US8361182B2 (en) 2009-10-02 2013-01-29 Donaldson Company, Inc. Filter cartridge with centerboard, dust collectors, and methods
US9415336B2 (en) 2009-10-02 2016-08-16 Donaldson Company, Inc. Filter cartridge with centerboard, dust collectors, and methods
US8741018B2 (en) 2009-10-02 2014-06-03 Donaldson Company, Inc. Filter cartridge with centerboard, dust collectors, and methods
US9439809B2 (en) 2010-03-26 2016-09-13 3M Innovative Properties Company Method of sterilization of wound dressings
WO2016040800A1 (en) 2014-09-11 2016-03-17 Donaldson Company, Inc. Filtration media, media pack assemblies, and methods

Also Published As

Publication number Publication date Type
FR2173178A2 (en) 1973-10-05 application
GB1424717A (en) 1976-02-11 application
FR2173178B2 (en) 1979-10-19 grant

Similar Documents

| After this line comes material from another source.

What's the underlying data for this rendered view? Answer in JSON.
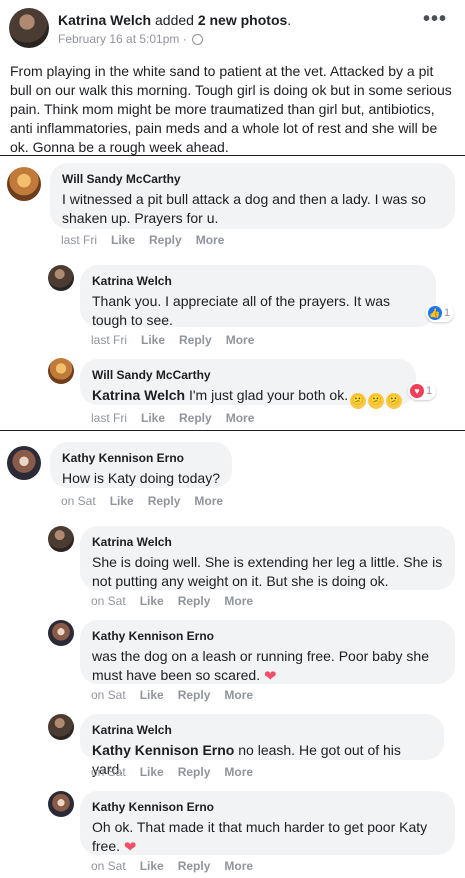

Publication Publication Date Title
US3531368A (en) Synthetic filaments and the like
US3509013A (en) Composite polypropylene filament
US3209402A (en) Apparatus for producing multicom-ponent filaments and yarns
US3387327A (en) Filament spinning apparatus
US3117362A (en) Composite filament
US3242035A (en) Fibrillated product
US3156607A (en) Lobed filament
US3616160A (en) Dimensionally stable nonwoven web and method of manufacturing same
US3528129A (en) Apparatus for producing nonwoven fleeces
US3095258A (en) Melt spinning process for producing hollow-core filament
US6454989B1 (en) Process of making a crimped multicomponent fiber web
US4258097A (en) Non-woven low modulus fiber fabrics
US4285748A (en) Selfbonded nonwoven fabrics
US2936482A (en) Spinneret assembly
US5277976A (en) Oriented profile fibers
US4211816A (en) Selfbonded nonwoven fabrics
US4380570A (en) Apparatus and process for melt-blowing a fiberforming thermoplastic polymer and product produced thereby
US2437263A (en) Fred w
US3546063A (en) Microfibers and shaped structures containing microfibers
US5073436A (en) Multi-layer composite nonwoven fabrics
US5994482A (en) Polypropylene copolymer alloys and process for making
US5208106A (en) Trilobal and tetralobal filaments exhibiting low glitter and high bulk
US4612150A (en) Process for combining and codrawing antistatic filaments with undrawn nylon filaments
US5202185A (en) Sheath-core spinning of multilobal conductive core filaments
US2483406A (en) Process and apparatus for producing fibrous materials